● What you need to do: Check each line of the entries below for the word "name", and copy the lines that have it.
*** Given records Section Begins ***
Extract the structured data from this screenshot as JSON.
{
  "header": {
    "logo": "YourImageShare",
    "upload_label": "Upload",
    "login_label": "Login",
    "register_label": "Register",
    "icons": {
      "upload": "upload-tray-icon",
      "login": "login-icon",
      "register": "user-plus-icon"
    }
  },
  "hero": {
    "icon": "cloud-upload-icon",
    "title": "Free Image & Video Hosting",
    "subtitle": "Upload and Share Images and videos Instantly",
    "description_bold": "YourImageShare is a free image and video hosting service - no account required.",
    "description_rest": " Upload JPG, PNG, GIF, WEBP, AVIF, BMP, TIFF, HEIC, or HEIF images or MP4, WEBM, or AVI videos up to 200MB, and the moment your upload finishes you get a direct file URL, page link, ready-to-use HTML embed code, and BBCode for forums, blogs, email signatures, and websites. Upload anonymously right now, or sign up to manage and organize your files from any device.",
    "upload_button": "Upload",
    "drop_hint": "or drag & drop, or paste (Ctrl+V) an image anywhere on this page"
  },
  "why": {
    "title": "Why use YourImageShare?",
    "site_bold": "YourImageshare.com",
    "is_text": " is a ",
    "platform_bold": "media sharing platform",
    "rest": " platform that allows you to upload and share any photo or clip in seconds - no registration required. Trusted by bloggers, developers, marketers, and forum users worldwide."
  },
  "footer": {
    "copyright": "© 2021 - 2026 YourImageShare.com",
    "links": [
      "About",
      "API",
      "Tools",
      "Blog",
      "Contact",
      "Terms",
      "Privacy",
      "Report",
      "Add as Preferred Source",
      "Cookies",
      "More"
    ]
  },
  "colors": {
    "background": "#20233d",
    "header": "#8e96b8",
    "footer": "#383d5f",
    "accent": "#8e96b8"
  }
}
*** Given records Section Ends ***
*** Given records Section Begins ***
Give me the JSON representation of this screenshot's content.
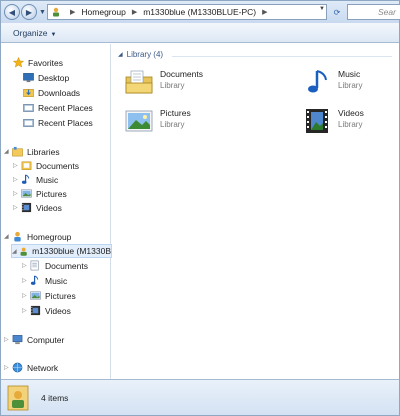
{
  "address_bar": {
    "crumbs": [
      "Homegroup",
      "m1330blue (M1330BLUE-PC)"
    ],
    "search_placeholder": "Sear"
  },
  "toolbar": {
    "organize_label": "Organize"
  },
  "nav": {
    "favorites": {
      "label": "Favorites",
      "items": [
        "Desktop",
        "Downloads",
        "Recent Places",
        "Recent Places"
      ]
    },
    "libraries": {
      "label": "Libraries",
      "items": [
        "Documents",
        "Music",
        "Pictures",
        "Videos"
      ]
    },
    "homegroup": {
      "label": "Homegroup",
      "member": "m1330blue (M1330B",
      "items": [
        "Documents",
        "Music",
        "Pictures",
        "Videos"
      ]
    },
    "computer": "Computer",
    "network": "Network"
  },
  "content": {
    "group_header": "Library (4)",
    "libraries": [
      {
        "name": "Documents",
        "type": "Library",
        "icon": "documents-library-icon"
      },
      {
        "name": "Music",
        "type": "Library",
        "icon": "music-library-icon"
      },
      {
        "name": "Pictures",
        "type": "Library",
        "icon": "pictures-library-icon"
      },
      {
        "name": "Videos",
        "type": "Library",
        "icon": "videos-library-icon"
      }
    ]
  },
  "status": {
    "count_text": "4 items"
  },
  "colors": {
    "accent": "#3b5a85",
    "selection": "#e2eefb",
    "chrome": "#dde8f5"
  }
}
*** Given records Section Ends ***
● Answer space:
        "name": "Documents",
        "name": "Music",
        "name": "Pictures",
        "name": "Videos",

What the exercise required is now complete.